*The data*:
------------------------------------------------------------------------

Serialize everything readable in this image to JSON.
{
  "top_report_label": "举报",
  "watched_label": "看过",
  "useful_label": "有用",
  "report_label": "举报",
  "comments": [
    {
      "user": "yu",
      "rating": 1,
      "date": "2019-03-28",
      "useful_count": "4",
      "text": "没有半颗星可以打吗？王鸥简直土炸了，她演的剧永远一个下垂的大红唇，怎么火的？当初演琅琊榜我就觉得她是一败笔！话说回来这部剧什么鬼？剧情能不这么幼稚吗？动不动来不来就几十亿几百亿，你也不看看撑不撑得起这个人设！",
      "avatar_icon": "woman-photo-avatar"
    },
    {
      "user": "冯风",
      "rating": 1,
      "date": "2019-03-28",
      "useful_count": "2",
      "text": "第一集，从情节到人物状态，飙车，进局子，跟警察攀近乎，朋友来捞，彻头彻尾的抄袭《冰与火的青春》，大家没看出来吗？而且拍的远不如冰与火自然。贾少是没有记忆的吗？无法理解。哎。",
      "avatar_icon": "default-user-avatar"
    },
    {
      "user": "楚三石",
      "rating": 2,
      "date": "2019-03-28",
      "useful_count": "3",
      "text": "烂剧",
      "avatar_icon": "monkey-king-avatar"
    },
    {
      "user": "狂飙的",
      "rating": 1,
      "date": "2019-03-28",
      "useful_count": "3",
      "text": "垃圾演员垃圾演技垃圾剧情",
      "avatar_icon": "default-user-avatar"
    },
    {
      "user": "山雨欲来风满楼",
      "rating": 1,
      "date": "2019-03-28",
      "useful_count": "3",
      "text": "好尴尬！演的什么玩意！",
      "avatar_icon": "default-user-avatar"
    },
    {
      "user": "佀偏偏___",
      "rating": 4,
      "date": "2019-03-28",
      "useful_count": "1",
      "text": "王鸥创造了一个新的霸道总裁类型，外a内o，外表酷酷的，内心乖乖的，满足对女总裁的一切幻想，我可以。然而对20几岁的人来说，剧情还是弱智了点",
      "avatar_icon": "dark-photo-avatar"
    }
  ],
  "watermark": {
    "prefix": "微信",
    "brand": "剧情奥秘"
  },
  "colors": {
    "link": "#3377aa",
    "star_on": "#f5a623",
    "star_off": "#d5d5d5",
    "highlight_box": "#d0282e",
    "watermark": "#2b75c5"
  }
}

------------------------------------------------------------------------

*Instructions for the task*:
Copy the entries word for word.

*Result below*:
Serialize everything readable in this image to JSON.
{
  "top_report_label": "举报",
  "watched_label": "看过",
  "useful_label": "有用",
  "report_label": "举报",
  "comments": [
    {
      "user": "yu",
      "rating": 1,
      "date": "2019-03-28",
      "useful_count": "4",
      "text": "没有半颗星可以打吗？王鸥简直土炸了，她演的剧永远一个下垂的大红唇，怎么火的？当初演琅琊榜我就觉得她是一败笔！话说回来这部剧什么鬼？剧情能不这么幼稚吗？动不动来不来就几十亿几百亿，你也不看看撑不撑得起这个人设！",
      "avatar_icon": "woman-photo-avatar"
    },
    {
      "user": "冯风",
      "rating": 1,
      "date": "2019-03-28",
      "useful_count": "2",
      "text": "第一集，从情节到人物状态，飙车，进局子，跟警察攀近乎，朋友来捞，彻头彻尾的抄袭《冰与火的青春》，大家没看出来吗？而且拍的远不如冰与火自然。贾少是没有记忆的吗？无法理解。哎。",
      "avatar_icon": "default-user-avatar"
    },
    {
      "user": "楚三石",
      "rating": 2,
      "date": "2019-03-28",
      "useful_count": "3",
      "text": "烂剧",
      "avatar_icon": "monkey-king-avatar"
    },
    {
      "user": "狂飙的",
      "rating": 1,
      "date": "2019-03-28",
      "useful_count": "3",
      "text": "垃圾演员垃圾演技垃圾剧情",
      "avatar_icon": "default-user-avatar"
    },
    {
      "user": "山雨欲来风满楼",
      "rating": 1,
      "date": "2019-03-28",
      "useful_count": "3",
      "text": "好尴尬！演的什么玩意！",
      "avatar_icon": "default-user-avatar"
    },
    {
      "user": "佀偏偏___",
      "rating": 4,
      "date": "2019-03-28",
      "useful_count": "1",
      "text": "王鸥创造了一个新的霸道总裁类型，外a内o，外表酷酷的，内心乖乖的，满足对女总裁的一切幻想，我可以。然而对20几岁的人来说，剧情还是弱智了点",
      "avatar_icon": "dark-photo-avatar"
    }
  ],
  "watermark": {
    "prefix": "微信",
    "brand": "剧情奥秘"
  },
  "colors": {
    "link": "#3377aa",
    "star_on": "#f5a623",
    "star_off": "#d5d5d5",
    "highlight_box": "#d0282e",
    "watermark": "#2b75c5"
  }
}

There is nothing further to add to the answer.